(July 23, 2012) Two California Chamber of Commerce-opposed bills that will increase food costs for consumers will be heard on August 6, when the Legislature returns from summer recess.
- AB 1313 (Allen; D-Santa Rosa) drives up the cost of commodities to consumers by removing the existing overtime exemption allowed for agricultural employers.
- AB 2346 (Butler; D-Los Angeles) could increase the price of food and force growers to move their crop production to other states and countries, thereby hurting California exports, by creating excessive, unnecessary new rules regarding heat illness prevention with unreasonable consequences for violations.
AB 1313; Competitive Disadvantage
AB 1313 imposes costly new mandates on California farmers that will limit their ability to maintain their operations and will place them at a competitive disadvantage.
Given the seasonal and unique nature of agriculture production, farmers are exempted under both state and federal law from the eight-hour workday so as to provide farmers with greater flexibility with scheduling employees.
Currently, farmers are required to pay overtime to their employees after ten hours of work in any workday or after six days of work in any workweek.
AB 1313 would remove this exemption and force farmers to pay overtime rates to agricultural employees after eight hours of work in any workday or forty hours of work in a workweek. Removal of this exemption will significantly increase farmers’ cost of doing business.
During a time in which farmers in California are struggling to keep their farms open, this increased burden will force them to:
- completely shut down;
- avoid overtime by limiting employees’ hours, thereby cutting employees’ pay;
- reduction of jobs; or
- pass of the increased costs onto consumers. Any of these four options will interfere with California farmers’ ability to remain competitive with other states.
Job growth in the private sector, including the agricultural industry, is a key to helping our economy recover. Saddling private industries with new and costly burdens such as AB 1313 will only hamper California’s economic growth and potentially contribute to the unemployment rate, which is currently the third highest in the nation.
AB 2346; Complex and Overly Burdensome Requirements
In 2005, California was the first state in the nation to adopt heat illness regulations. These regulations were developed with extensive input from labor and management. Since the adoption of these regulations Cal/OSHA has actively worked with employers providing education and compliance assistance, as well as an enormous enforcement effort and presence. In response to the regulations and the assistance of regulators, employers have stepped up compliance efforts and successfully reduced the incidence of heat related illness in outdoor workplaces. Cal/OSHA attests to the success of their program in impacting increased compliance in outdoor places of employment throughout the state.
Agricultural employers made enormous strides in compliance and created unprecedented public – private partnerships. There is no reason for this bill.
The enforcement provisions combined with fines and penalties are extraordinarily high and unwarranted. The opportunities for litigation are almost limitless; from private rights of action and enormous awards of damages, bounty hunter provisions, joint liabilities and high penalties. State regulators have effective enforcement authority and statutory provisions for fines, penalties and due process for employers which should be respected as the appropriate authority for heat illness prevention enforcement.

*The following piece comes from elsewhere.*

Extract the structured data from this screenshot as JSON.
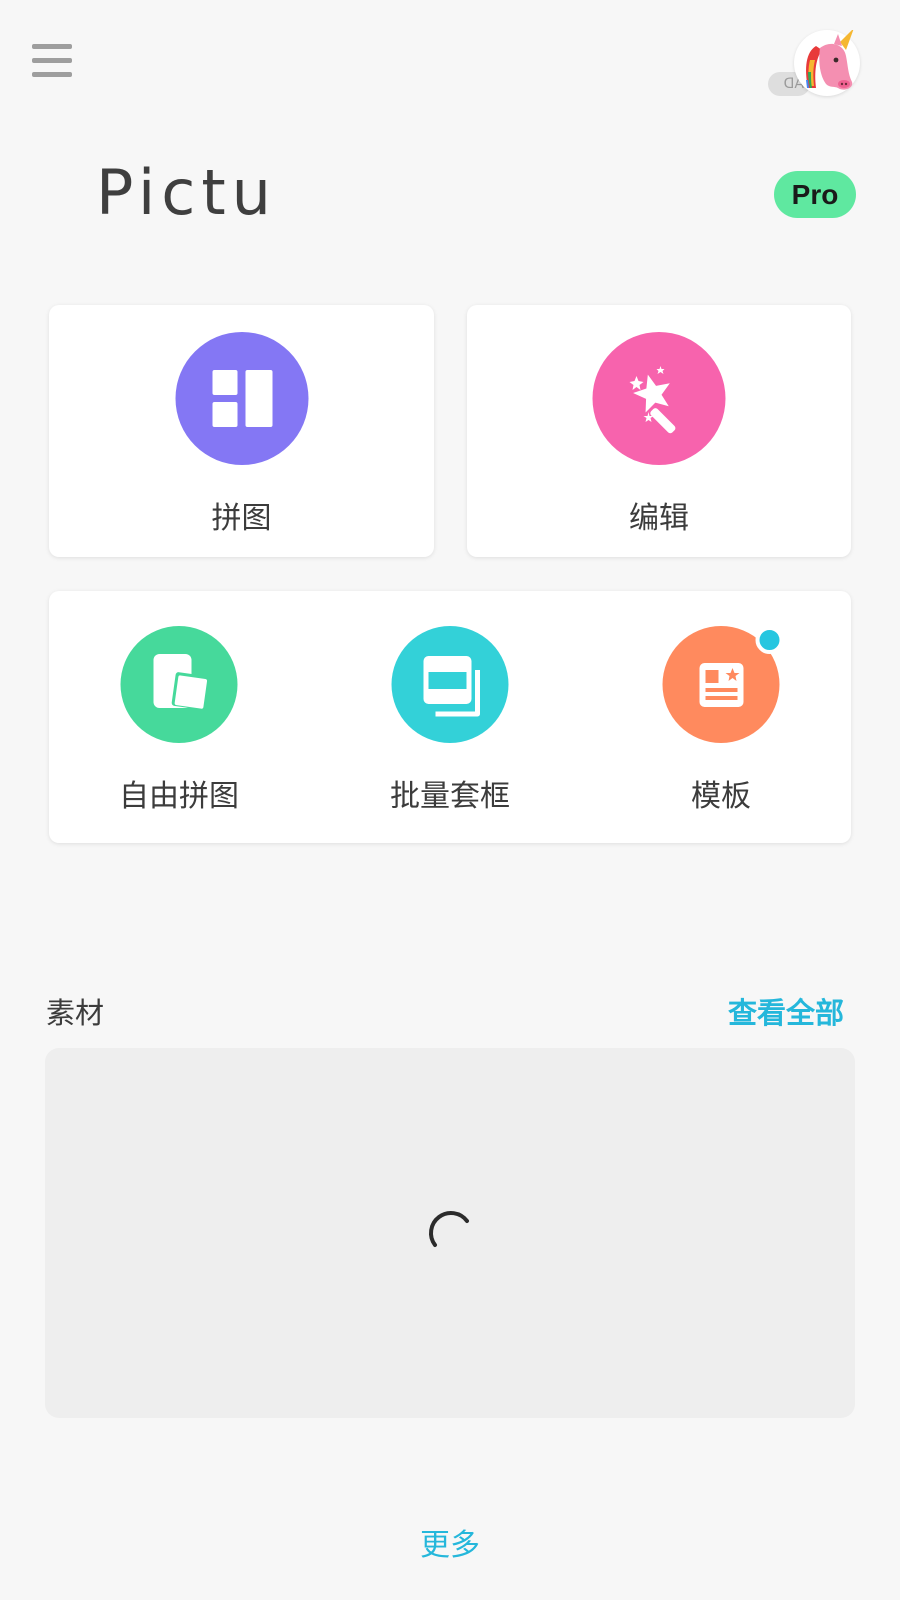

This bill creates such complex and overly burdensome requirements that agricultural employers may not be able to comply. The bill is filled with procedural traps nearly impossible to avoid. As such, the overly punitive fines for violations could be a disincentive for employers to remain in California.